(WORK TO BE COMPLETED) Examine the records and identify each line that includes the string "value". Copy those lines.

(TASK INPUTS)
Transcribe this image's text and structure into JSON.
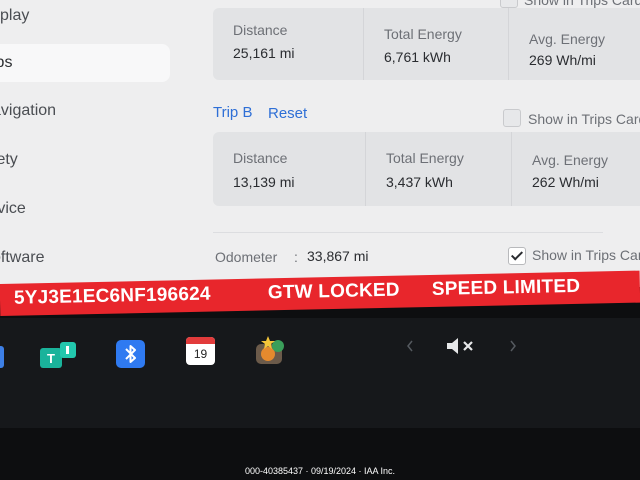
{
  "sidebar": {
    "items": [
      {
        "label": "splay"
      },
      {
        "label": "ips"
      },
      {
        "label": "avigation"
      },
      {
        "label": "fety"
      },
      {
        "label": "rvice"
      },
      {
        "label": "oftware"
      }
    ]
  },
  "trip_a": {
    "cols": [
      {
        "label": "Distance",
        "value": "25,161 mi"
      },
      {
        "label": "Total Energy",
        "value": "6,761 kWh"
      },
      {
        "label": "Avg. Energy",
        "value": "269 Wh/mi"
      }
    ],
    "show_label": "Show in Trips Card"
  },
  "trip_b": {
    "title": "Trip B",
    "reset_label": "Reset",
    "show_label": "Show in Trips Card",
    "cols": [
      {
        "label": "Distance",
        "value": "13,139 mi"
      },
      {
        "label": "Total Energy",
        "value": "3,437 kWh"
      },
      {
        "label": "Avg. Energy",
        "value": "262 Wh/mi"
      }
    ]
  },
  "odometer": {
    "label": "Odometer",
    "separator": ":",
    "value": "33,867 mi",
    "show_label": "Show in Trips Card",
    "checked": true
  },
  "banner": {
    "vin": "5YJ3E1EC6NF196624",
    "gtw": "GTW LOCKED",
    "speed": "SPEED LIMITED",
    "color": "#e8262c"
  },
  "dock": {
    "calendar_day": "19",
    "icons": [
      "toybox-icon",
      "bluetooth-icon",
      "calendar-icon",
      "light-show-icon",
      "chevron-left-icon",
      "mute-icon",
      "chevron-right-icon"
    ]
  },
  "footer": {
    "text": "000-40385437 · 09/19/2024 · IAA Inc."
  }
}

(EXERCISE RESPONSE)
        "value": "25,161 mi"
        "value": "6,761 kWh"
        "value": "269 Wh/mi"
        "value": "13,139 mi"
        "value": "3,437 kWh"
        "value": "262 Wh/mi"
    "value": "33,867 mi",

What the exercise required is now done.